gmalivuk wrote:Sunday is literally called "first day" in some languages, but obviously not English because in English it's literally called "Sunday". So, like, it's pretty obviously not a reference to English.
Yes? That's what I said. So, to repeat myself, what language is that?
Note that I was polite enough to ignore the imbecilic comment about "countless" languages. I'd be satisfied to learn of just one.
Also, that website you linked to repeatedly?
On their main page, they wrote:
The First Day of the Week
The first day of the week varies all over the world. In most cultures, Sunday is regarded as the first day of the week
although many observe Monday as the first day of the week.
And yet that claim is contradicted by their own data. I'll trust the data, thanks, and suspect their FAQ was written by an American. Italy (since they don't have a separate page for Vatican City), England (home of the Anglican Church), and Germany (home of Luther) all start the week on Monday, which makes the whole "Christians prefer to start the week on Sunday" idea pretty dubious. The simple fact that most of Europe and Asia
start the week on Monday makes the claim that "in most cultures
, Sunday is regarded as the first day of the week" pretty darn dubious.

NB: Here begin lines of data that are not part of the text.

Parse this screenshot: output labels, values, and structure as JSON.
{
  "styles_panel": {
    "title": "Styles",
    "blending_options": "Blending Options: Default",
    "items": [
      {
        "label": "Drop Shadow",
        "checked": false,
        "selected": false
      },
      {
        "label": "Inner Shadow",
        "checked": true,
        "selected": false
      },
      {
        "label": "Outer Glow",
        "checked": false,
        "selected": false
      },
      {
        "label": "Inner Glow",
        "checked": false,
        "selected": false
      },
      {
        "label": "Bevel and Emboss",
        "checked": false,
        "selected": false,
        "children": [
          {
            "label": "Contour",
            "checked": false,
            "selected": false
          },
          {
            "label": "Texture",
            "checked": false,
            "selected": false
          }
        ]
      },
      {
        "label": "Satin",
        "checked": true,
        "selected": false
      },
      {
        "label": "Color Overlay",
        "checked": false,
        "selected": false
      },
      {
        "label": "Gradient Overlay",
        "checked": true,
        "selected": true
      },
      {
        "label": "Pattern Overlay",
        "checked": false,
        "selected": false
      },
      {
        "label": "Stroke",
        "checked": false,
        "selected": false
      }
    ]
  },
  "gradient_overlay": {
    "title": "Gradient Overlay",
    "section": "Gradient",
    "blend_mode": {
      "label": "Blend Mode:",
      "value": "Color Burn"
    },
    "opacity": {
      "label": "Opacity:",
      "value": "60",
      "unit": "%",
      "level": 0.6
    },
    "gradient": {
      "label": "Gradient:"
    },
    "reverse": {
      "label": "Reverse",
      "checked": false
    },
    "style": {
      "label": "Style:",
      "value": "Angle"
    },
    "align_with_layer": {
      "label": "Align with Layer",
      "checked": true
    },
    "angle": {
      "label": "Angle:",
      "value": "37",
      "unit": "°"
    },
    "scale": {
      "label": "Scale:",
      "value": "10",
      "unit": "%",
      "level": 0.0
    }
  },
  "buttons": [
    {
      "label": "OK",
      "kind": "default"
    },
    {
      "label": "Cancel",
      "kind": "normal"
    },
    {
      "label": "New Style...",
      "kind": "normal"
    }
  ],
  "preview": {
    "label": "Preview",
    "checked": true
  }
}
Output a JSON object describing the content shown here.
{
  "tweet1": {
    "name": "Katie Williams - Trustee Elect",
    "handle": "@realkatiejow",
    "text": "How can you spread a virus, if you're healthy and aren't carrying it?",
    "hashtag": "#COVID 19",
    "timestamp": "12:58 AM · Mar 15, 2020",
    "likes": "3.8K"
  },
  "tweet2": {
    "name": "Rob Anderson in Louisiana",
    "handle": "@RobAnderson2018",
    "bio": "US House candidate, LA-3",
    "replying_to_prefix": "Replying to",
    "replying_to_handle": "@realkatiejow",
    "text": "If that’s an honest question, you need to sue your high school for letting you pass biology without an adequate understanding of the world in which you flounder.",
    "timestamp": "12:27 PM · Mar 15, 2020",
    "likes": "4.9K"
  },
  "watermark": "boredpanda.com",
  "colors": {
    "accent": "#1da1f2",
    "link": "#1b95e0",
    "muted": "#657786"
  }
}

Yes, I freely agree that a lot of countries (more than the ones I listed) also start the week on Sunday. But my point was that so many
start the week on Monday that it's ridiculous to claim that ISO did something wrong by choosing that as a standard. I'm not saying Monday is superior; I'm saying it was a perfectly reasonable choice
, given that all
available options would be wrong to some large subset
of the world's population.
"[T]he author has followed the usual practice of contemporary books on graph theory, namely to use words that are similar but not identical to the terms used in other books on graph theory."
-- Donald Knuth, The Art of Computer Programming, Vol I, 3rd ed.